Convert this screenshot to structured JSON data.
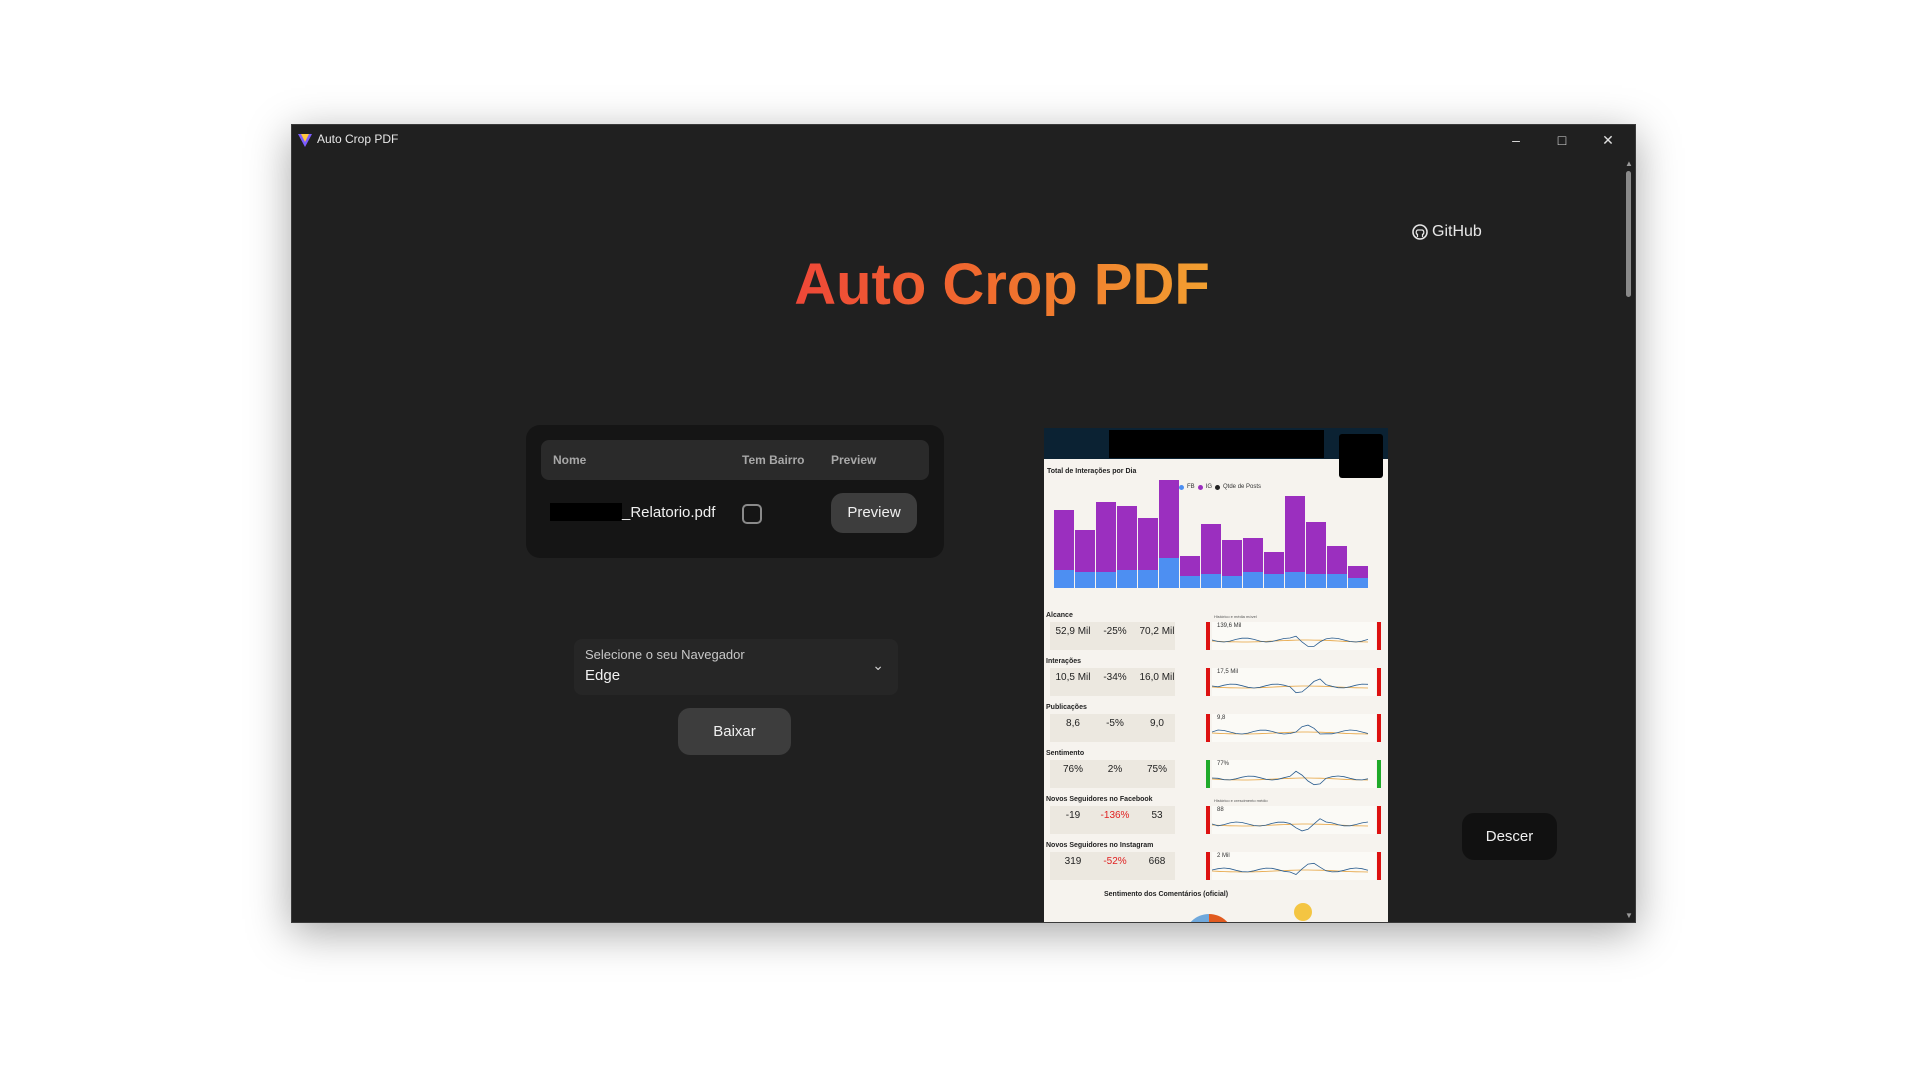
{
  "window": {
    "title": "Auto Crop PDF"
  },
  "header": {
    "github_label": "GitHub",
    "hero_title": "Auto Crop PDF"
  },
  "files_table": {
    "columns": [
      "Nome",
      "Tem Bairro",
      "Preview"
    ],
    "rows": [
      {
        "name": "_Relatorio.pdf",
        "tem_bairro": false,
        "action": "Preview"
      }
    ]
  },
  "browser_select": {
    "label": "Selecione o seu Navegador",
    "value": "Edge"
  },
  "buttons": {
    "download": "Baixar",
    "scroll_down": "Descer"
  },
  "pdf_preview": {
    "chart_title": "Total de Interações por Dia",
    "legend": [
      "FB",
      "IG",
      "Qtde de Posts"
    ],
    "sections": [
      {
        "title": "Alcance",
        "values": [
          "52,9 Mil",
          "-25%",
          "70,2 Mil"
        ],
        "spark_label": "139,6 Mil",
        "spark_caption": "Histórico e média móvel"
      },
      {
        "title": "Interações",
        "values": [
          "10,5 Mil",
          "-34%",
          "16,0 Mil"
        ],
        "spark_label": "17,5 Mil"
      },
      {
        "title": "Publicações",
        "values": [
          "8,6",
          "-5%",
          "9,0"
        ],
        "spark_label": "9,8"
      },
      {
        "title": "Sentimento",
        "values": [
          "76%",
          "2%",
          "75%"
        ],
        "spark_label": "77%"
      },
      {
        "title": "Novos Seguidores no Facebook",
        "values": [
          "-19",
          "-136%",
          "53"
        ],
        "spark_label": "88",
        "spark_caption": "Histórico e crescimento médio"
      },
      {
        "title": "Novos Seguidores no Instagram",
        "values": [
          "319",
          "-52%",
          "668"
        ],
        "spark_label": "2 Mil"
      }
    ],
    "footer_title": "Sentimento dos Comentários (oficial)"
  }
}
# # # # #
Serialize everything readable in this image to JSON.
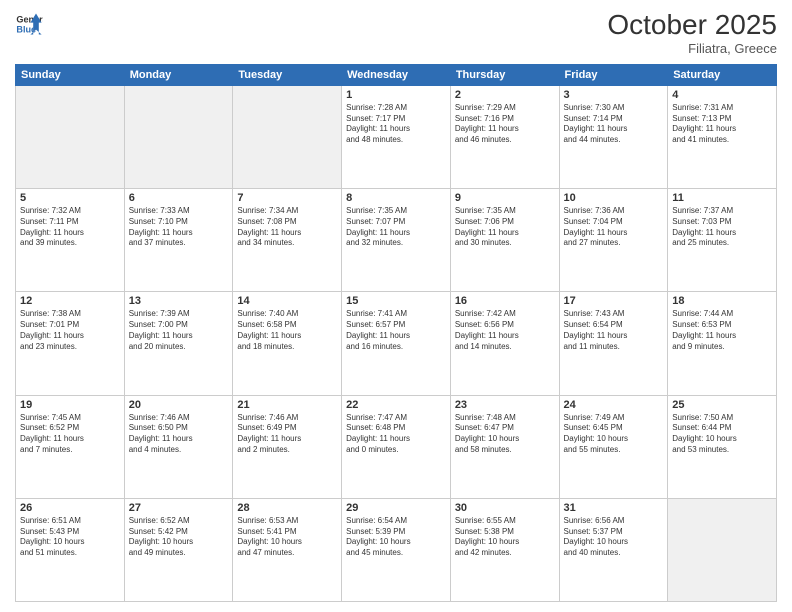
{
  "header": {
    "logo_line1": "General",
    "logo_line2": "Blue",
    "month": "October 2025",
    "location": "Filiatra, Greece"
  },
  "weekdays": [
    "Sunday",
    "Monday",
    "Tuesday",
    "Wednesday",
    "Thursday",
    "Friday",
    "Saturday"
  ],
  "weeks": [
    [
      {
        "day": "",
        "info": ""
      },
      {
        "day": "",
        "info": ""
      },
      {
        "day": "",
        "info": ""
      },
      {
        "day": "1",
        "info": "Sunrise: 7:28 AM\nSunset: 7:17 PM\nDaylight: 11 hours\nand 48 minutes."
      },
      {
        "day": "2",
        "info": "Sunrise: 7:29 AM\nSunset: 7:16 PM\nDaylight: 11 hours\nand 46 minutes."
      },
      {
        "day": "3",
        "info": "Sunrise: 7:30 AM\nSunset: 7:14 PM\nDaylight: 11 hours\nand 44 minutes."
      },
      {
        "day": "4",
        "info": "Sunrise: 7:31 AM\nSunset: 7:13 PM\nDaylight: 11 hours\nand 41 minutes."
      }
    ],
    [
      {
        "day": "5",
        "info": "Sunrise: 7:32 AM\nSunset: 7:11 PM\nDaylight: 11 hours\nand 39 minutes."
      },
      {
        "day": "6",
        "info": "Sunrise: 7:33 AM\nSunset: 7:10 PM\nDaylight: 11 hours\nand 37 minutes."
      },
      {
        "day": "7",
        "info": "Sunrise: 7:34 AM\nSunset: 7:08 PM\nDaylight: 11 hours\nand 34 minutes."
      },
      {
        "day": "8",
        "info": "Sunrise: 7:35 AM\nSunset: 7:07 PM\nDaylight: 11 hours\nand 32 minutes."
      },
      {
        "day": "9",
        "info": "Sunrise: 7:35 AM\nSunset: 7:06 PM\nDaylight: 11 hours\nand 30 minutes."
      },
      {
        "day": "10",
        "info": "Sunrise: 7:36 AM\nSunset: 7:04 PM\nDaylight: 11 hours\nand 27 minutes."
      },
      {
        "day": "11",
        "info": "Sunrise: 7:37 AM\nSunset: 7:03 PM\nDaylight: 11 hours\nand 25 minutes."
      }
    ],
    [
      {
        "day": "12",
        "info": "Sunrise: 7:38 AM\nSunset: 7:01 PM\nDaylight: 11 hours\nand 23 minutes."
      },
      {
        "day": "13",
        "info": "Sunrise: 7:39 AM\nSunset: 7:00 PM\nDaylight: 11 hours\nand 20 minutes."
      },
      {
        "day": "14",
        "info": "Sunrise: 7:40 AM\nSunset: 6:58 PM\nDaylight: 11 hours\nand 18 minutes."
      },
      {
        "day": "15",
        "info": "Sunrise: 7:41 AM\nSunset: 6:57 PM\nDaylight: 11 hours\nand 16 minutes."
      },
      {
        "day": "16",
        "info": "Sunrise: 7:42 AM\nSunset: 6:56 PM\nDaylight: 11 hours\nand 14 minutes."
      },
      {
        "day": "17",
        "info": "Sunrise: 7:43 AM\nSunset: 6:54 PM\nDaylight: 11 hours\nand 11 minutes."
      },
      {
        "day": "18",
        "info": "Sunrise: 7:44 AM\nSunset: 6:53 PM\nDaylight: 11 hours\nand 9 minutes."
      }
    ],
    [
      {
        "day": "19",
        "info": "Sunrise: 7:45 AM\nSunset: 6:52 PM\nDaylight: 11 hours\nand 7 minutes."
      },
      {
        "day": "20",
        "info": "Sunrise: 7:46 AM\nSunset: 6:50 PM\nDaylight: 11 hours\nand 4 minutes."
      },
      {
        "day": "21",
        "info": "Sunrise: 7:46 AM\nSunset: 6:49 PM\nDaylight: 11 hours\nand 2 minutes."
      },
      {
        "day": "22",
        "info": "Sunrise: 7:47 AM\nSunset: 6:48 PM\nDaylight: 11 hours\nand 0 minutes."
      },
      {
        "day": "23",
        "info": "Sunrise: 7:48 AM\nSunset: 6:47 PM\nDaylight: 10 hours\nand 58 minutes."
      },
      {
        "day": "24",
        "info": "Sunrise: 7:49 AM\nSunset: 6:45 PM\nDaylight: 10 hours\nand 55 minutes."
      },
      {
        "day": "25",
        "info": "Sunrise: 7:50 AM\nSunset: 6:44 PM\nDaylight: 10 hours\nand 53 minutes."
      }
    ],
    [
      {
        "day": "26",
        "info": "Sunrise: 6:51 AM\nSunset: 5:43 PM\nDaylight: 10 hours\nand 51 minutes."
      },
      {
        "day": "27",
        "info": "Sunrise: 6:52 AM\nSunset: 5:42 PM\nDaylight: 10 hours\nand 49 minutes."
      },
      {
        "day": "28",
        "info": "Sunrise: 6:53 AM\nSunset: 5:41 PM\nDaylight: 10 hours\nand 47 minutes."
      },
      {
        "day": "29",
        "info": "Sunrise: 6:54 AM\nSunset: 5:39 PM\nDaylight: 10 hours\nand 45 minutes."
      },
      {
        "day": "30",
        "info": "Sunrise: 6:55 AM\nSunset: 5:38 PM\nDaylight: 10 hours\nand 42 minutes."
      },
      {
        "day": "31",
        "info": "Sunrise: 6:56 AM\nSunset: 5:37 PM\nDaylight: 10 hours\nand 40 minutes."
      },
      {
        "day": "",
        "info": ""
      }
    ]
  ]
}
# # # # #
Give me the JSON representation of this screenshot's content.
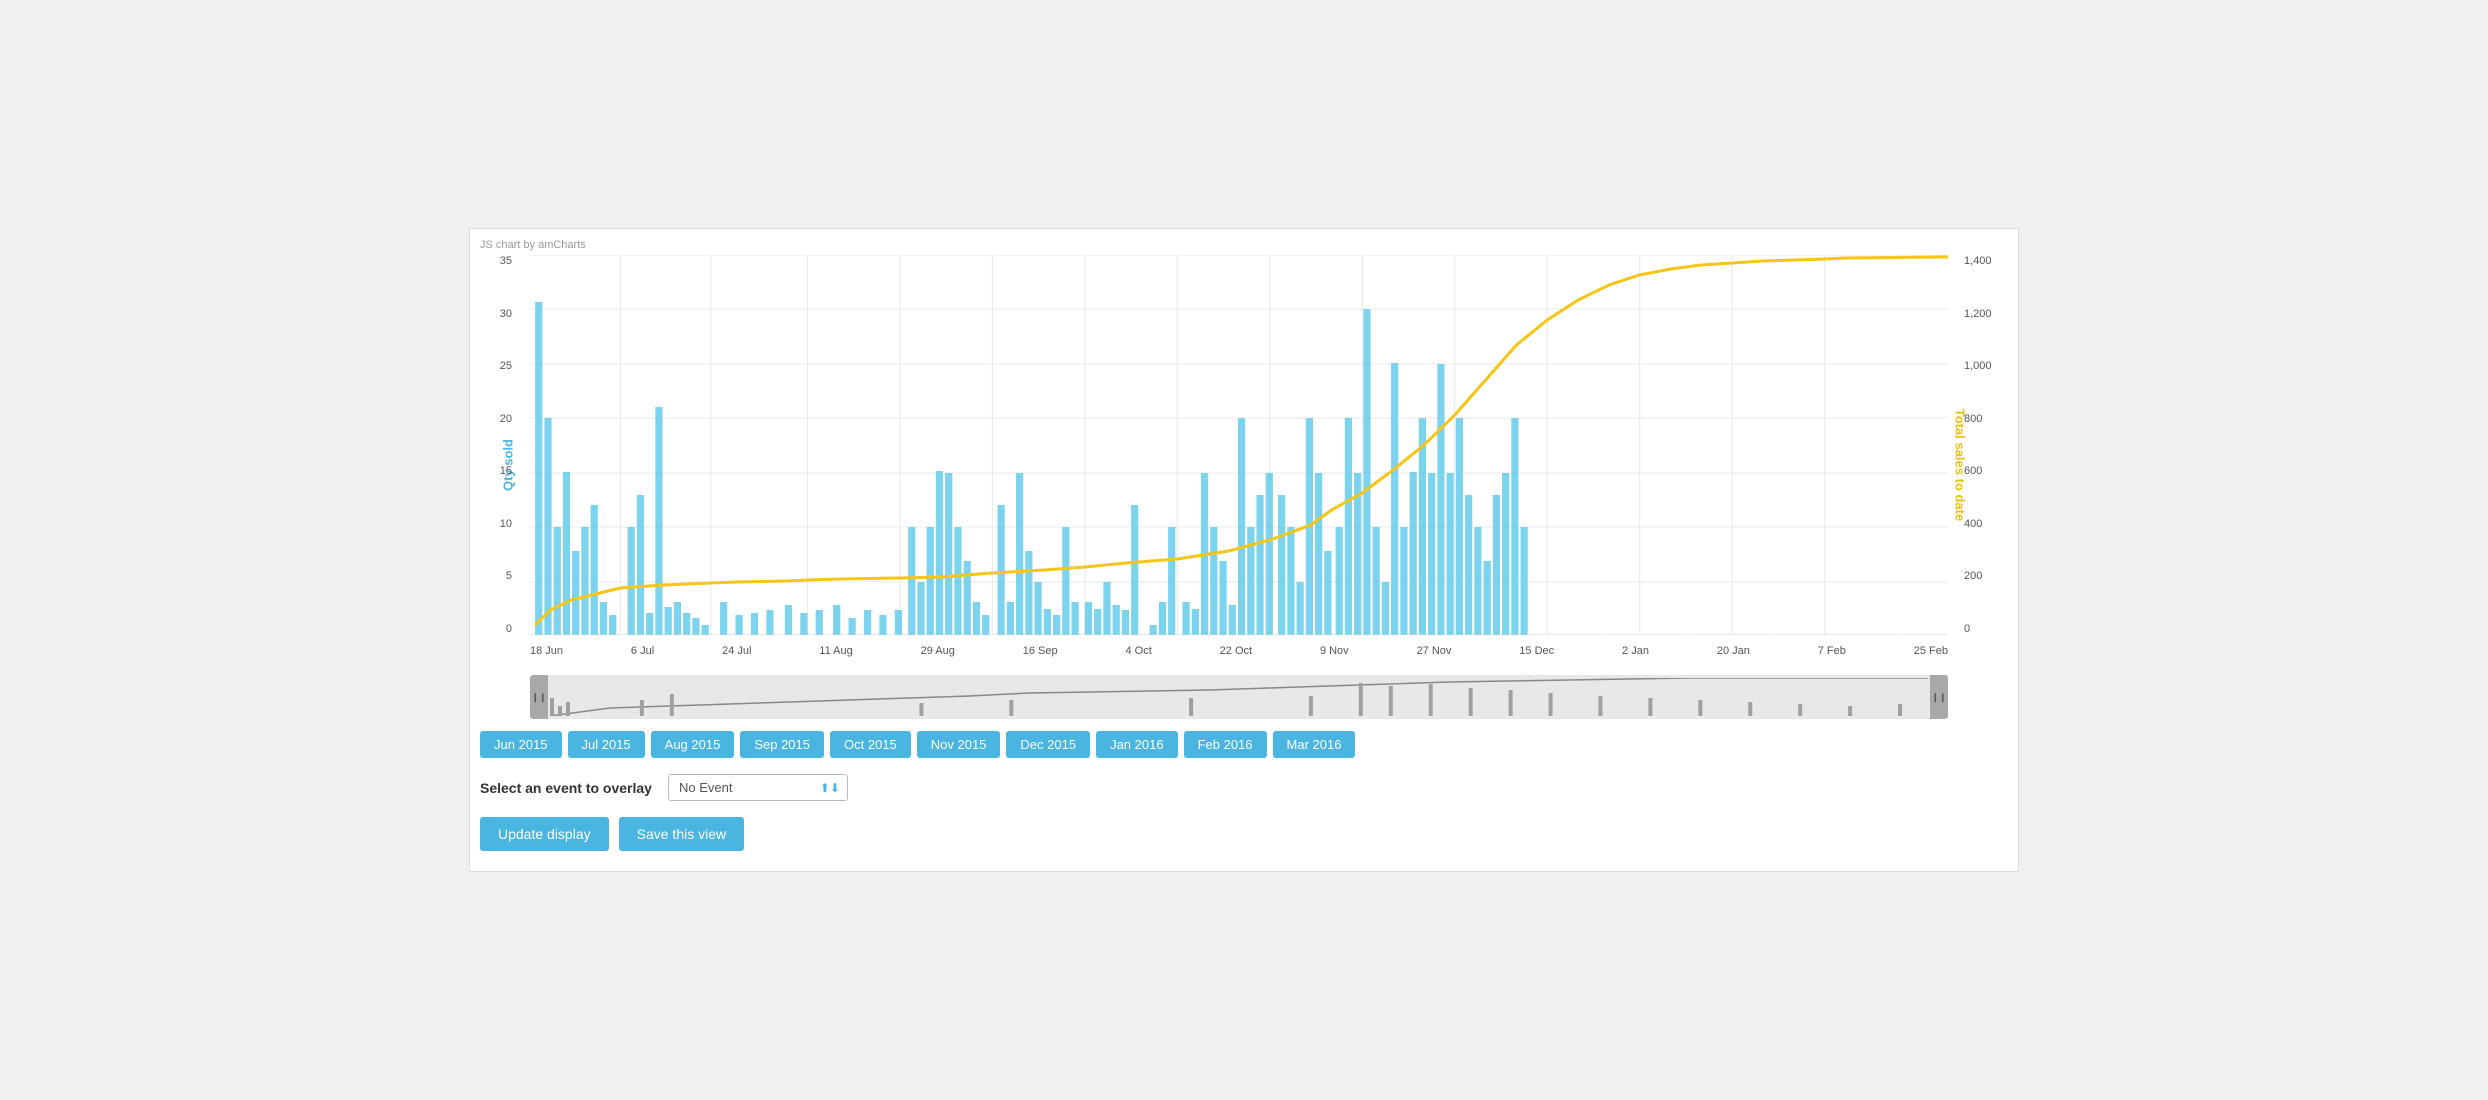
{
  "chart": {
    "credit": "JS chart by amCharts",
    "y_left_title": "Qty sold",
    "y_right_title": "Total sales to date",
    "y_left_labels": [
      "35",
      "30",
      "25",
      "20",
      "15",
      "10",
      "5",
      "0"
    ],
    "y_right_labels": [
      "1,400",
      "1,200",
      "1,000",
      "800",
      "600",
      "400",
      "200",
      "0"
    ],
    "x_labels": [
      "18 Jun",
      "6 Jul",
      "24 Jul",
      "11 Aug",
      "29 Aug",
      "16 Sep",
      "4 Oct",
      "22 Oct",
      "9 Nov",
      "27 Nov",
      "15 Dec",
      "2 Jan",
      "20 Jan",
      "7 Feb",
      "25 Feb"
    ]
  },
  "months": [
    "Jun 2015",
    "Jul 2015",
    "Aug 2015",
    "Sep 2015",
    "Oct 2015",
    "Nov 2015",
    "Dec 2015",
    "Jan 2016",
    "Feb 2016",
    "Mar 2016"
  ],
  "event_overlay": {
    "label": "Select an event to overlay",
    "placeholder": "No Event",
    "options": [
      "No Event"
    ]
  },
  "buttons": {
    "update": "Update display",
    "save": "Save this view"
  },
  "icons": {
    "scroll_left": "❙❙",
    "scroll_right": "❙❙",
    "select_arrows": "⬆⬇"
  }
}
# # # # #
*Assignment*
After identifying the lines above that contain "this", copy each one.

*Output of the exercise*
Convert this screenshot to structured JSON data.
Serialize everything readable in this image to JSON.
Give me the JSON representation of this screenshot's content.
    "save": "Save this view"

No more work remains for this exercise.